It looks as though some of our Manton Bay Ospreys have finally decided to leave! They have taken their time, but it was nice to have them all for so long. We don’t like to see them go – a bay devoid of Ospreys is a depressing sight. Alas, we know that they must – it is their nature to only spend the summer here, and winter elsewhere. If they didn’t leave us, we wouldn’t have that wonderful sense of excitement and anticipation in March every year, or be able to visit The Gambia and Senegal and see them on their wintering grounds. Every cloud has a silver lining.

They haven’t all gone just yet, though. Maya, 33 and S3 are still with us, and it is S1 and S2 whom we believe to have begun their journey southwards. The two male juveniles were last seen late yesterday morning. There is always a chance they could reappear, but with each passing hour it looks more likely that they have, in fact, departed. It was only a matter of time. Their migratory instincts are very strong, and we hope they will carry them safely to their destination.

As I have mentioned before, Maya bucks the trend that says adult female Ospreys leave first on their migration. She always waits until at least one of her chicks has left before she does, therefore we are not surprised that she remains with us. Of course, we can’t attempt to predict 33’s behaviour, as this is the first year he has raised chicks. Last season, he left the day after Maya. It will be interesting to see if he waits until last this year, as is the commonly held belief when it comes to breeding male Ospreys.

With two gone, the others won’t be far behind! As such, now could be your last chance to see them this year, and, as Dave mentions in his video (below), this weekend was his last chance to film all of the Ospreys in the bay. Therefore, we are happy that we have another fabulous video from Dave Cole to share, filmed from Shallow Water hide yesterday. Many thanks to Dave for this, and I hope you all enjoy what might be the last video we have of the Manton Bay Osprey Family of 2015.


8 responses to “When you’re gone”

  1. BecOwl

    Great video thank you. So lovely to see them bathing and looking so well before their long journeys. Just S3, Maya and 33 in the bay when I arrived in the afternoon. Safe travels to them all.

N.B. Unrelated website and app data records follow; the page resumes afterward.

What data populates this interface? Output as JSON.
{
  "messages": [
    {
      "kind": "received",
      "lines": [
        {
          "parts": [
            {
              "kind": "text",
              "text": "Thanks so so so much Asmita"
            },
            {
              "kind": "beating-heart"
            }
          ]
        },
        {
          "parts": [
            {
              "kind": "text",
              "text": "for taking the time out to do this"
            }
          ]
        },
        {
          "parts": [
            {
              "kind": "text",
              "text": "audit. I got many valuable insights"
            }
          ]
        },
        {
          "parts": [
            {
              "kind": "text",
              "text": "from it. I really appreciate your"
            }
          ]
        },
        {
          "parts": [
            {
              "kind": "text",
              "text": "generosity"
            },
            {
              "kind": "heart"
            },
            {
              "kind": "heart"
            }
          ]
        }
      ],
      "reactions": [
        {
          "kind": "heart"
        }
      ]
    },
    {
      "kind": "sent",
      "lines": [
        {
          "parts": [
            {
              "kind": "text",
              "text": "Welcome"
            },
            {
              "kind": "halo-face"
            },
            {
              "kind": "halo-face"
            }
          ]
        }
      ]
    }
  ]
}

  2. Wendy

    It has been fascinating following the Manton Bay Osprey family. I shall miss seeing them on the webcam every day and reading all about their exploits – if only they knew the enjoyment they have given to so many people. Stay safe lovely birds – and we all hope to see Maya and 33 back safely next spring, and the youngsters the following year. God speed on your long journey.

  3. Judy Williams

    I’ve watched on the webcam each egg hatch with such good parents, Maya and 03 caring for their every need. Until now 3 strong juveniles ready to go. 2 have gone and soon the whole family. It’s been such a joy to follow their progress and I will miss them too DC. Wish them well on their journey and see them return soon.

    Thankyou for the last video of them all together.

  4. Jenny Cartwright

    Thanks for that super video Dave, our four remaining birds at Threave were performing in a similar way yesterday, a lot of flying about for most of the afternoon whilst I was on duty at the platform.

    Our male, Black 80, is still with us plus his three daughters FH7,8,& 9 but are obviously preparing for their long flight South.

    I shall save Dave’s video to play during the winter, it will cheer us up on a cold dark day. God speed to all our wonderful ospreys.

  5. Jenny Cartwright

    Kayleigh, thank you for your report too and all you reports through the osprey season, I should have included you in my previous reply, here’s to next season.

    Jenny Cartwright
    NTS Threave, Osprey Volunteer.
    Dumfries & Galloway

  6. Donna Cross

    It is always so exhilarating to watch these beautiful ospreys and see how they live in lovely Manton Bay. We extend a huge thank you to Dave and all the others for taking time to film these wonderful birds and for sharing the photos.

    We have enjoyed watching the chicks being born, growing and taking flight. Thank you again for sharing this amazing experience on the website and especially through the live webcams.

    Much appreciated,

    Donna and Paul Cross
    Toronto, Canada

  7. David

    Excellent blogs, pix, and videos! Thank you for them.

    Has there been any indication that the fledglings which have apparently migrated had learned to fish for themselves before leaving?

    1. Kayleigh Brookes

      Hi David, thanks for your comment. Juveniles don’t usually catch their own fish until they are on their way south, but they practise diving, and S2 did actually catch his own fish this year, which is great!